Charles Dickens famously published many of his novels in serial form, creating a Breaking Bad-esque sense of anticipation as his stories approached their climaxes. As his story The Old Curiosity Shop neared its conclusion, Dickens received passionate letters from readers begging him to spare the life of the heroine, Little Nell, and there were famous reports of fans mobbing the dock to greet the ship bringing the final installment, calling out to the crew and passengers, "Is Little Nell dead?" Surely these readers would have "binged" on the story of Little Nell had there been a Netflix option for books at the time.
Serialization of books, however, has dwindled significantly in the past hundred years. As printing technology improved and cheap paperbacks began to proliferate in the mid-18th century, readers were increasingly able to find reading material without following a serial in the newspaper. And as the 20th century approached, new media options emerged. If you just wanted a quick bit of entertainment after dinner or a running soap opera to follow, it became easier to tune in to a regular radio drama or, later, TV show.
However, for many decades, radio and TV shows were only available at specific times, on specific channels. If you wanted to catch the next episode, you needed to tune in to the right channel at exactly 8 pm on Thursday. If you didn't care for anything that was being broadcast that night, you were out of luck. Books increasingly filled another niche -- reading a book was an activity that could be done at will and for extended lengths of time. Reading a book could fill a brief wait in the dentist's office, but also a leisurely afternoon at the beach. Back when TV was a rationed commodity, a book was something relatively limitless, a form of entertainment that only needed to end once we finished the whole thing ourselves. The timeframe was up to us.
A recent New York Times article argued that publishers are encouraging binge-reading by releasing books in a series increasingly quickly -- months apart, rather than years. But true binging requires a seamless transition; we're not "binging" on House of Cards because we watch two seasons several months apart, but because each episode in the season is viewed in swift succession. A book, like a season of a TV show, is complete in itself, though it can also be part of a larger story.
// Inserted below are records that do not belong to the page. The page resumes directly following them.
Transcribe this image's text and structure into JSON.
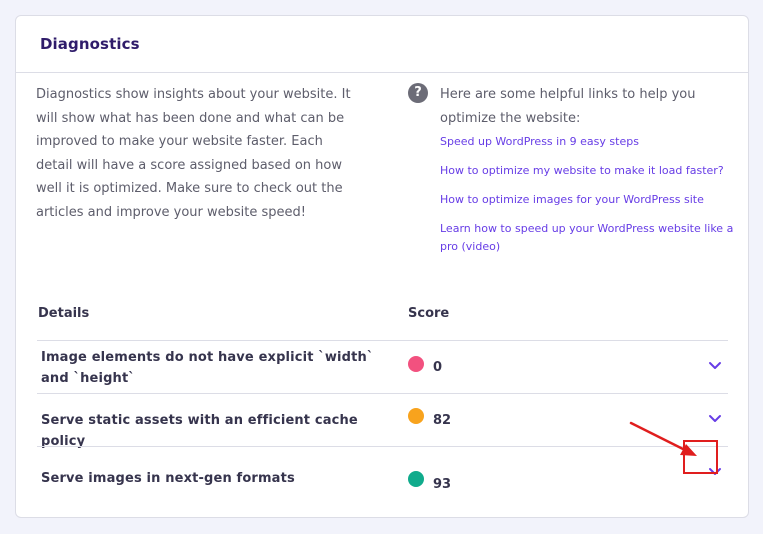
{
  "panel": {
    "title": "Diagnostics",
    "intro": "Diagnostics show insights about your website. It will show what has been done and what can be improved to make your website faster. Each detail will have a score assigned based on how well it is optimized. Make sure to check out the articles and improve your website speed!"
  },
  "help": {
    "icon": "question-circle-icon",
    "intro": "Here are some helpful links to help you optimize the website:",
    "links": [
      {
        "label": "Speed up WordPress in 9 easy steps"
      },
      {
        "label": "How to optimize my website to make it load faster?"
      },
      {
        "label": "How to optimize images for your WordPress site"
      },
      {
        "label": "Learn how to speed up your WordPress website like a pro (video)"
      }
    ]
  },
  "table": {
    "headers": {
      "details": "Details",
      "score": "Score"
    },
    "rows": [
      {
        "label": "Image elements do not have explicit `width` and `height`",
        "score": "0",
        "status_color": "#f2517f"
      },
      {
        "label": "Serve static assets with an efficient cache policy",
        "score": "82",
        "status_color": "#f8a31d"
      },
      {
        "label": "Serve images in next-gen formats",
        "score": "93",
        "status_color": "#10ab8c"
      }
    ]
  },
  "colors": {
    "accent": "#673de6",
    "annotation": "#e01e1e"
  }
}
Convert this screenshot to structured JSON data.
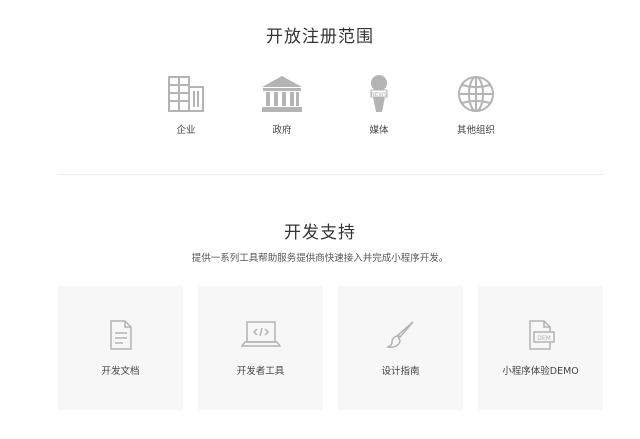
{
  "registration": {
    "title": "开放注册范围",
    "items": [
      {
        "label": "企业",
        "icon": "enterprise-building-icon"
      },
      {
        "label": "政府",
        "icon": "government-building-icon"
      },
      {
        "label": "媒体",
        "icon": "news-microphone-icon"
      },
      {
        "label": "其他组织",
        "icon": "globe-icon"
      }
    ]
  },
  "dev_support": {
    "title": "开发支持",
    "subtitle": "提供一系列工具帮助服务提供商快速接入并完成小程序开发。",
    "cards": [
      {
        "label": "开发文档",
        "icon": "document-icon"
      },
      {
        "label": "开发者工具",
        "icon": "laptop-code-icon"
      },
      {
        "label": "设计指南",
        "icon": "paintbrush-icon"
      },
      {
        "label": "小程序体验DEMO",
        "icon": "demo-file-icon"
      }
    ]
  },
  "colors": {
    "icon_gray": "#b4b4b4",
    "card_bg": "#f7f7f7",
    "divider": "#ececec"
  }
}
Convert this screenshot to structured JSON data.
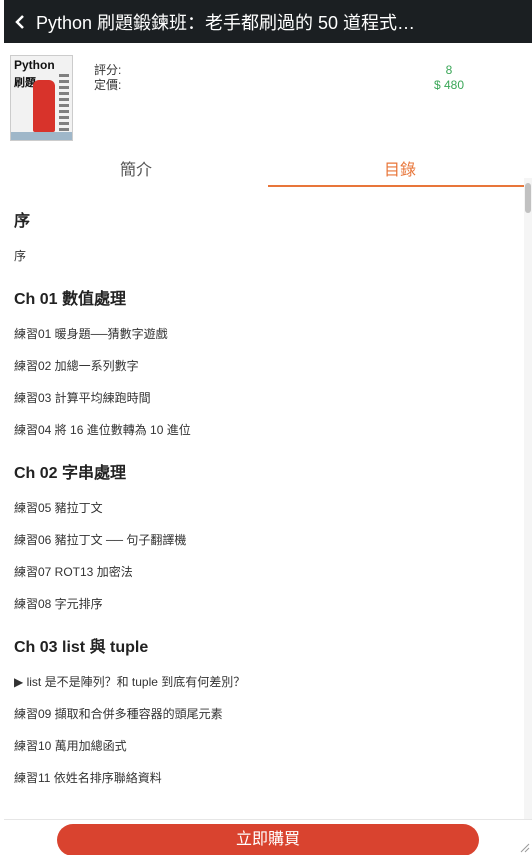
{
  "header": {
    "title": "Python 刷題鍛鍊班：老手都刷過的 50 道程式…"
  },
  "book": {
    "cover_title": "Python",
    "cover_subtitle": "刷題",
    "rating_label": "評分:",
    "price_label": "定價:",
    "rating_value": "8",
    "price_value": "$ 480"
  },
  "tabs": [
    {
      "label": "簡介",
      "active": false
    },
    {
      "label": "目錄",
      "active": true
    }
  ],
  "toc": {
    "sections": [
      {
        "title": "序",
        "items": [
          "序"
        ]
      },
      {
        "title": "Ch 01 數值處理",
        "items": [
          "練習01 暖身題──猜數字遊戲",
          "練習02 加總一系列數字",
          "練習03 計算平均練跑時間",
          "練習04 將 16 進位數轉為 10 進位"
        ]
      },
      {
        "title": "Ch 02 字串處理",
        "items": [
          "練習05 豬拉丁文",
          "練習06 豬拉丁文 ── 句子翻譯機",
          "練習07 ROT13 加密法",
          "練習08 字元排序"
        ]
      },
      {
        "title": "Ch 03 list 與 tuple",
        "items": [
          "▶ list 是不是陣列？和 tuple 到底有何差別？",
          "練習09 擷取和合併多種容器的頭尾元素",
          "練習10 萬用加總函式",
          "練習11 依姓名排序聯絡資料"
        ]
      }
    ]
  },
  "footer": {
    "buy_label": "立即購買"
  },
  "colors": {
    "header_bg": "#1b1f22",
    "accent": "#e8763a",
    "value_green": "#3aa657",
    "buy_red": "#d9432f"
  }
}
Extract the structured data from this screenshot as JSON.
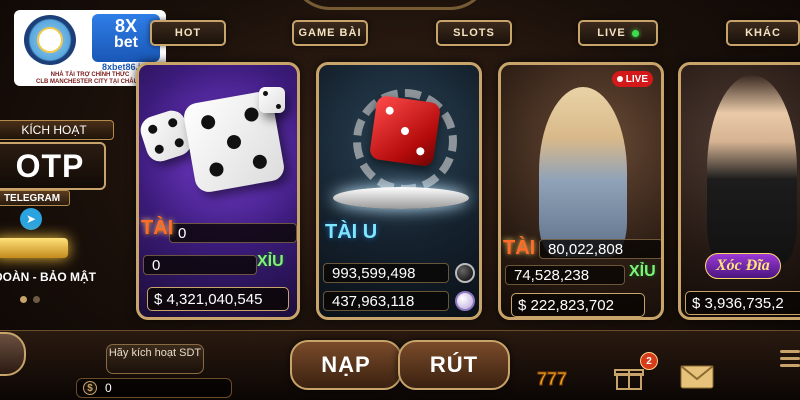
{
  "tabs": [
    {
      "label": "HOT"
    },
    {
      "label": "GAME BÀI"
    },
    {
      "label": "SLOTS"
    },
    {
      "label": "LIVE"
    },
    {
      "label": "KHÁC"
    }
  ],
  "sponsor": {
    "brand_top": "8X",
    "brand_bottom": "bet",
    "url": "8xbet86.info",
    "line1": "NHÀ TÀI TRỢ CHÍNH THỨC",
    "line2": "CLB MANCHESTER CITY TẠI CHÂU Á"
  },
  "promo": {
    "activate_label": "KÍCH HOẠT",
    "otp": "OTP",
    "telegram": "TELEGRAM",
    "security": "ĐOÀN - BẢO MẬT"
  },
  "cards": [
    {
      "name": "tai-xiu-classic",
      "tai_label": "TÀI",
      "tai_value": "0",
      "xiu_value": "0",
      "xiu_label": "XỈU",
      "jackpot": "$ 4,321,040,545"
    },
    {
      "name": "tai-xiu-md5",
      "title": "TÀI U",
      "row1": "993,599,498",
      "row2": "437,963,118"
    },
    {
      "name": "live-tai-xiu",
      "live": "LIVE",
      "tai_label": "TÀI",
      "tai_value": "80,022,808",
      "xiu_value": "74,528,238",
      "xiu_label": "XỈU",
      "jackpot": "$ 222,823,702"
    },
    {
      "name": "xoc-dia",
      "title": "Xóc Đĩa",
      "jackpot": "$ 3,936,735,2"
    }
  ],
  "bottom": {
    "activate_sdt": "Hãy kích hoạt SDT",
    "balance": "0",
    "coin_symbol": "$",
    "deposit": "NẠP",
    "withdraw": "RÚT",
    "notification_count": "2"
  },
  "colors": {
    "gold": "#c8a46a",
    "live_red": "#d31919",
    "tai_orange": "#ff6b2a",
    "xiu_green": "#7ff27a"
  }
}
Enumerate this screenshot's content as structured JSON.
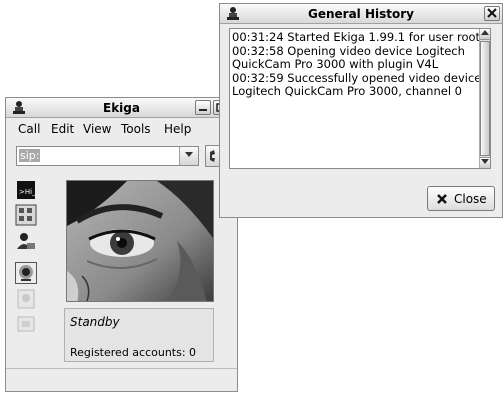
{
  "ekiga": {
    "title": "Ekiga",
    "menu": [
      {
        "label": "Call"
      },
      {
        "label": "Edit"
      },
      {
        "label": "View"
      },
      {
        "label": "Tools"
      },
      {
        "label": "Help"
      }
    ],
    "address_value": "sip:",
    "status": "Standby",
    "accounts": "Registered accounts: 0",
    "sidebar_icons": [
      "text-chat-icon",
      "dialpad-icon",
      "contacts-icon",
      "webcam-icon",
      "audio-settings-icon",
      "video-settings-icon"
    ]
  },
  "history": {
    "title": "General History",
    "text": "00:31:24 Started Ekiga 1.99.1 for user root\n00:32:58 Opening video device Logitech\nQuickCam Pro 3000 with plugin V4L\n00:32:59 Successfully opened video device\nLogitech QuickCam Pro 3000, channel 0",
    "close_label": "Close"
  }
}
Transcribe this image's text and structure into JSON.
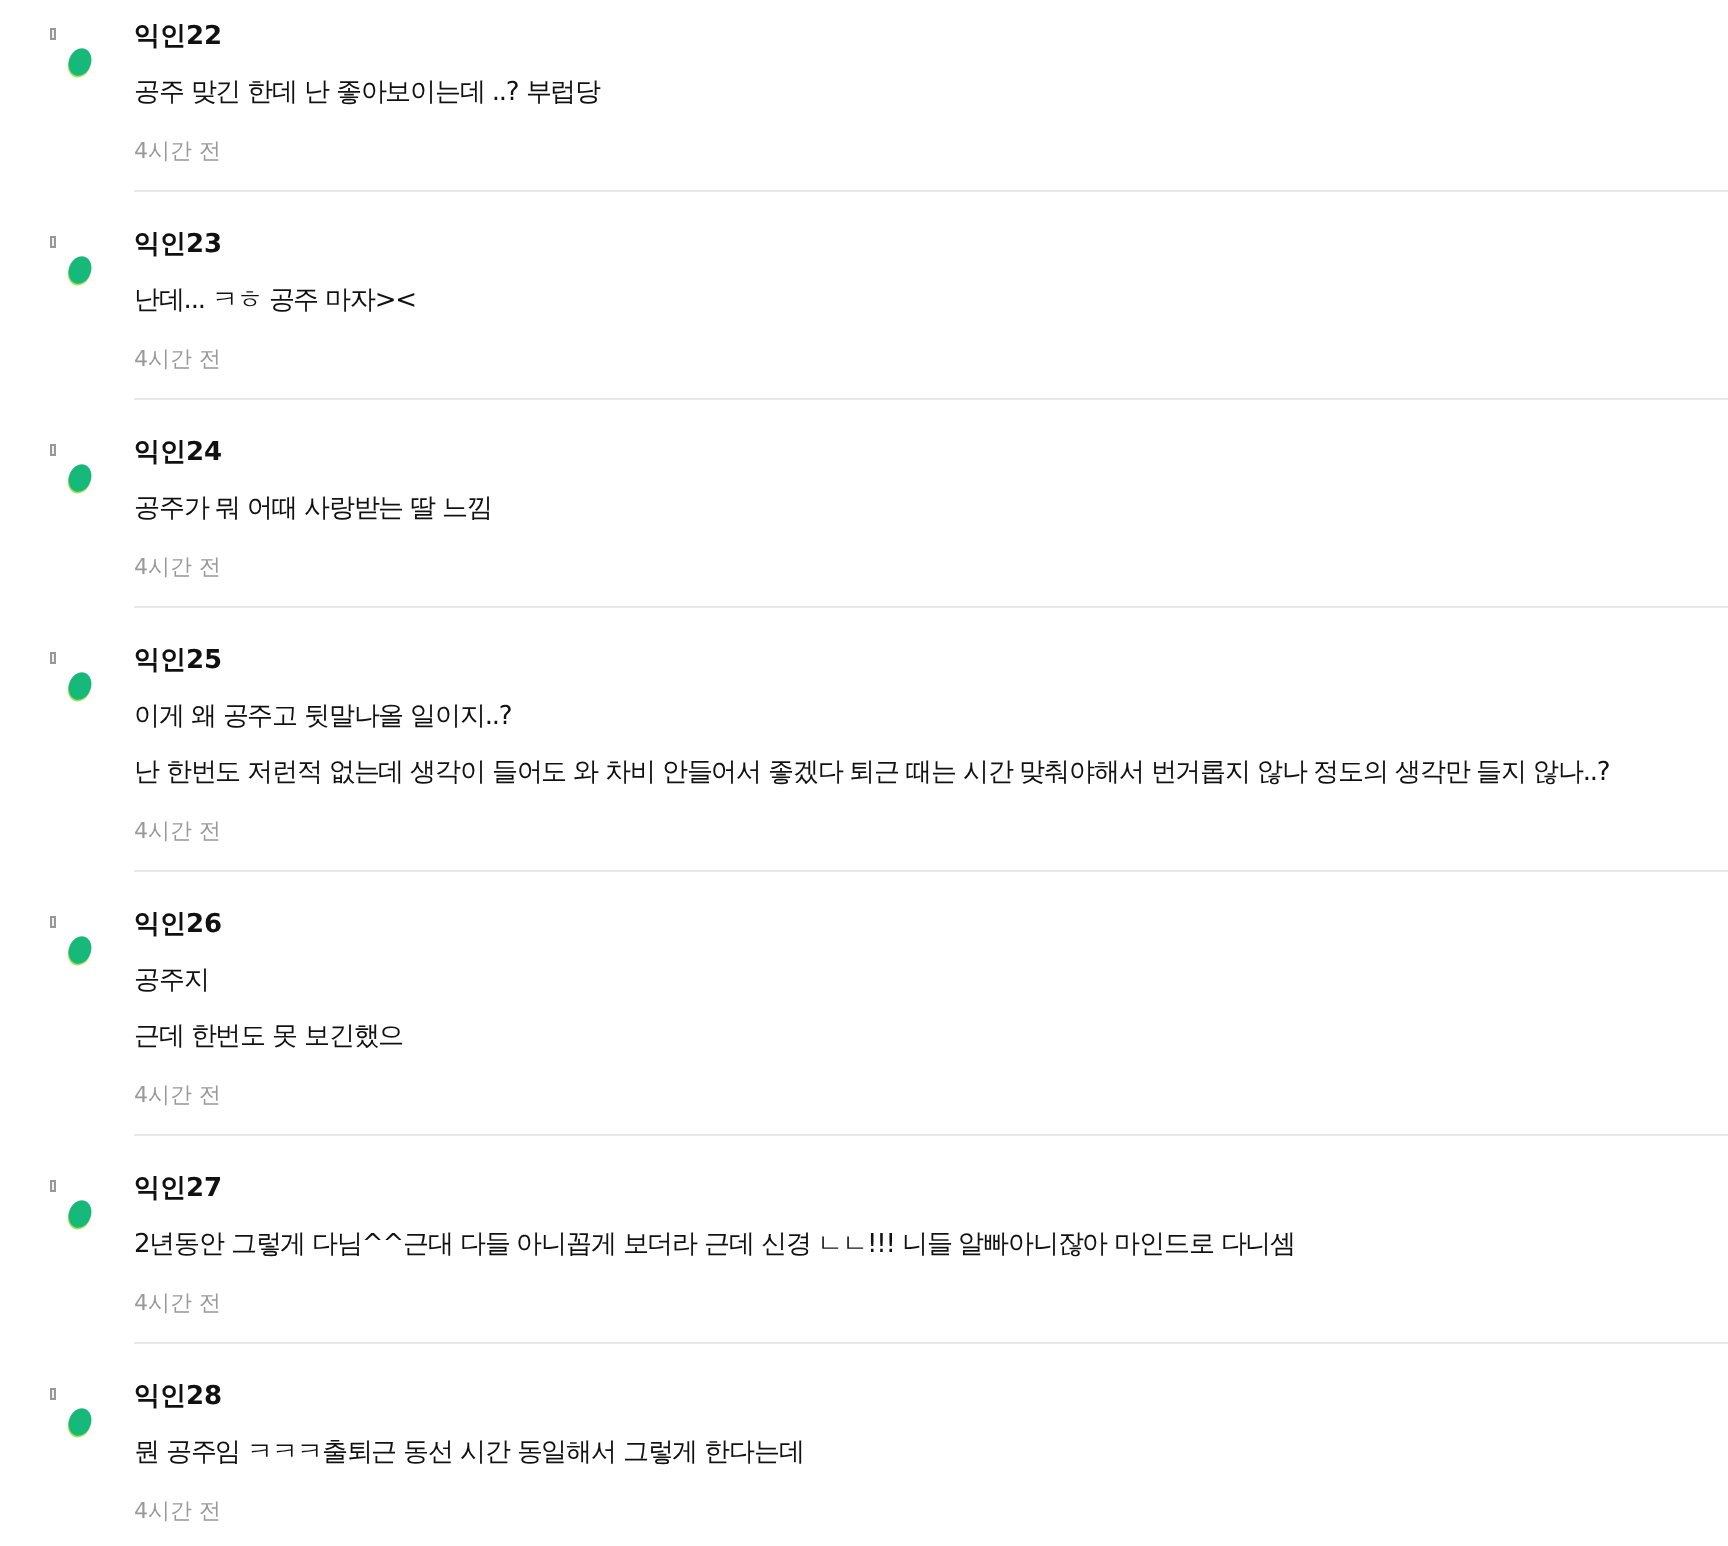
{
  "comments": [
    {
      "author": "익인22",
      "lines": [
        "공주 맞긴 한데 난 좋아보이는데 ..? 부럽당"
      ],
      "time": "4시간 전"
    },
    {
      "author": "익인23",
      "lines": [
        "난데... ㅋㅎ 공주 마자><"
      ],
      "time": "4시간 전"
    },
    {
      "author": "익인24",
      "lines": [
        "공주가 뭐 어때 사랑받는 딸 느낌"
      ],
      "time": "4시간 전"
    },
    {
      "author": "익인25",
      "lines": [
        "이게 왜 공주고 뒷말나올 일이지..?",
        "난 한번도 저런적 없는데 생각이 들어도 와 차비 안들어서 좋겠다 퇴근 때는 시간 맞춰야해서 번거롭지 않나 정도의 생각만 들지 않나..?"
      ],
      "time": "4시간 전"
    },
    {
      "author": "익인26",
      "lines": [
        "공주지",
        "근데 한번도 못 보긴했으"
      ],
      "time": "4시간 전"
    },
    {
      "author": "익인27",
      "lines": [
        "2년동안 그렇게 다님^^근대 다들 아니꼽게 보더라 근데 신경 ㄴㄴ!!! 니들 알빠아니잖아 마인드로 다니셈"
      ],
      "time": "4시간 전"
    },
    {
      "author": "익인28",
      "lines": [
        "뭔 공주임 ㅋㅋㅋ출퇴근 동선 시간 동일해서 그렇게 한다는데"
      ],
      "time": "4시간 전"
    }
  ]
}
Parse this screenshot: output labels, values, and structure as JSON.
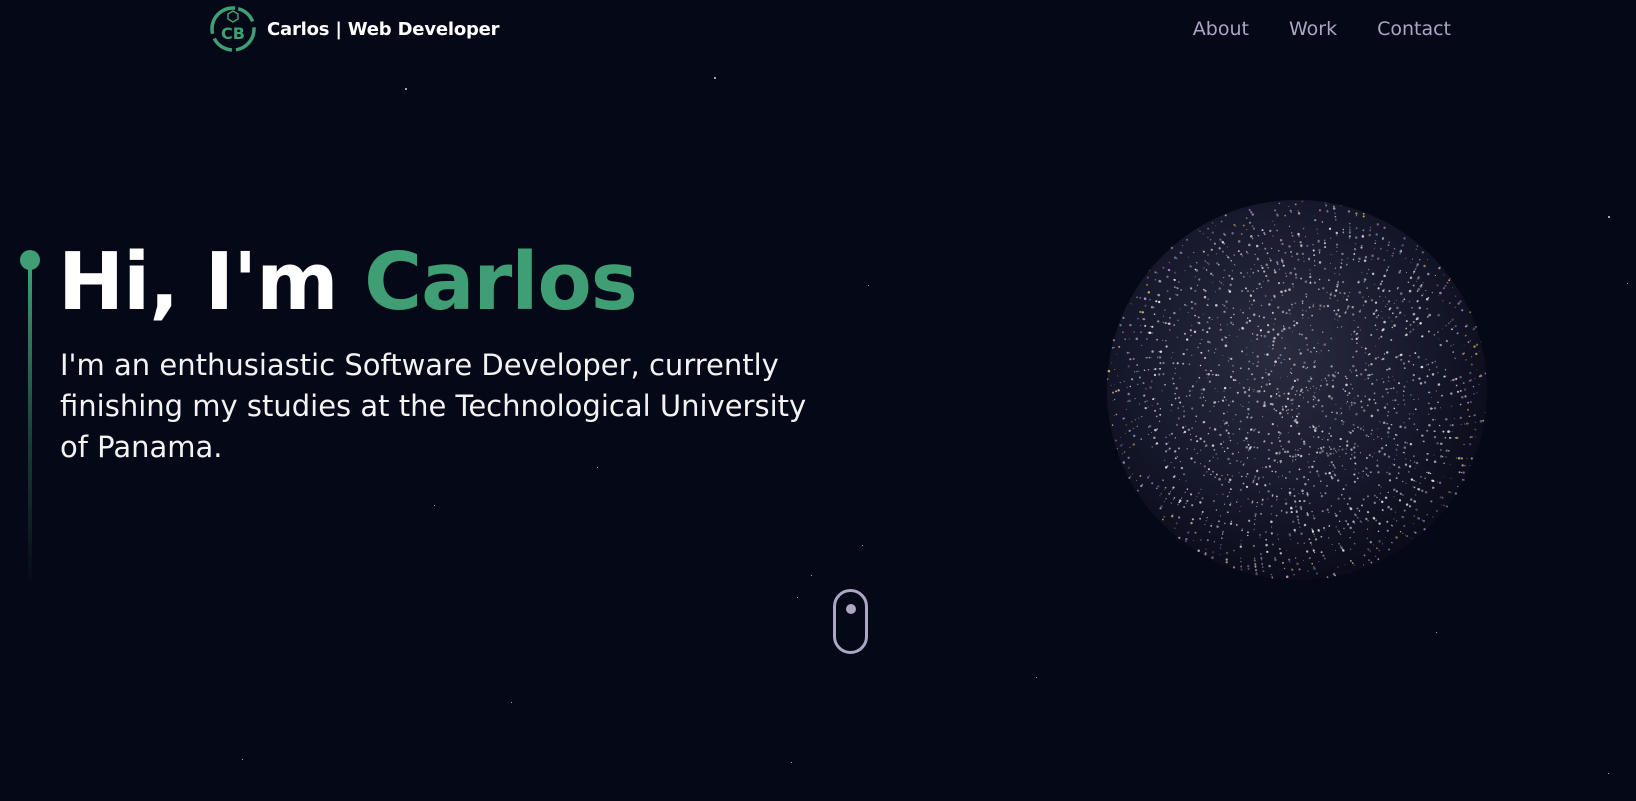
{
  "navbar": {
    "logo_icon": "cb-monogram-logo",
    "logo_initials": "CB",
    "brand": "Carlos | Web Developer",
    "links": [
      {
        "label": "About"
      },
      {
        "label": "Work"
      },
      {
        "label": "Contact"
      }
    ]
  },
  "hero": {
    "greeting": "Hi, I'm",
    "name": "Carlos",
    "subtitle": "I'm an enthusiastic Software Developer, currently finishing my studies at the Technological University of Panama.",
    "accent_color": "#3f9e73",
    "globe_icon": "particle-earth-globe",
    "scroll_icon": "scroll-mouse-icon"
  },
  "theme": {
    "background": "#050816",
    "nav_link_color": "#aaa6c3",
    "text": "#ffffff"
  }
}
Reading one book, then the next in the series five months later, does not constitute a particularly meaningful difference in how we read, though it may be a good response to readers' impatience in waiting for series to unfold.
People who cared to read books quickly or in large quantities have long had the ability to do so; I'm sure I'm not the only kid who would burn through stacks of YA novels over weekends and reread favorites so often the bindings fell apart. Recently I've been spending long Sunday afternoons with books like The Goldfinch and Americanah, eagerly churning through the chapters, unable to tear myself away for hundreds of pages at a time because I long to know what happens next. This is not a trend; it's how we read. That's always been the beauty of books.
The push to make "binge-reading" a thing arises from a wonderful impulse. In the age of prestige TV dramas, book lovers want to reaffirm the value of reading. Awkwardly tying books into the binge-watching trend is a valiant attempt to make reading just as hip as watching the first two seasons of Game of Thrones in less than a week. But in 2014, the phrase "binge-reading" seems as redundant as "ATM machine," not to mention an unintended insult to books and reading. The joy of reading has always been its ability to transport us, to not only occupy a quiet Saturday but to stimulate our minds and hearts. A day spent reading is never a day wasted. And it's also not a day spent binging.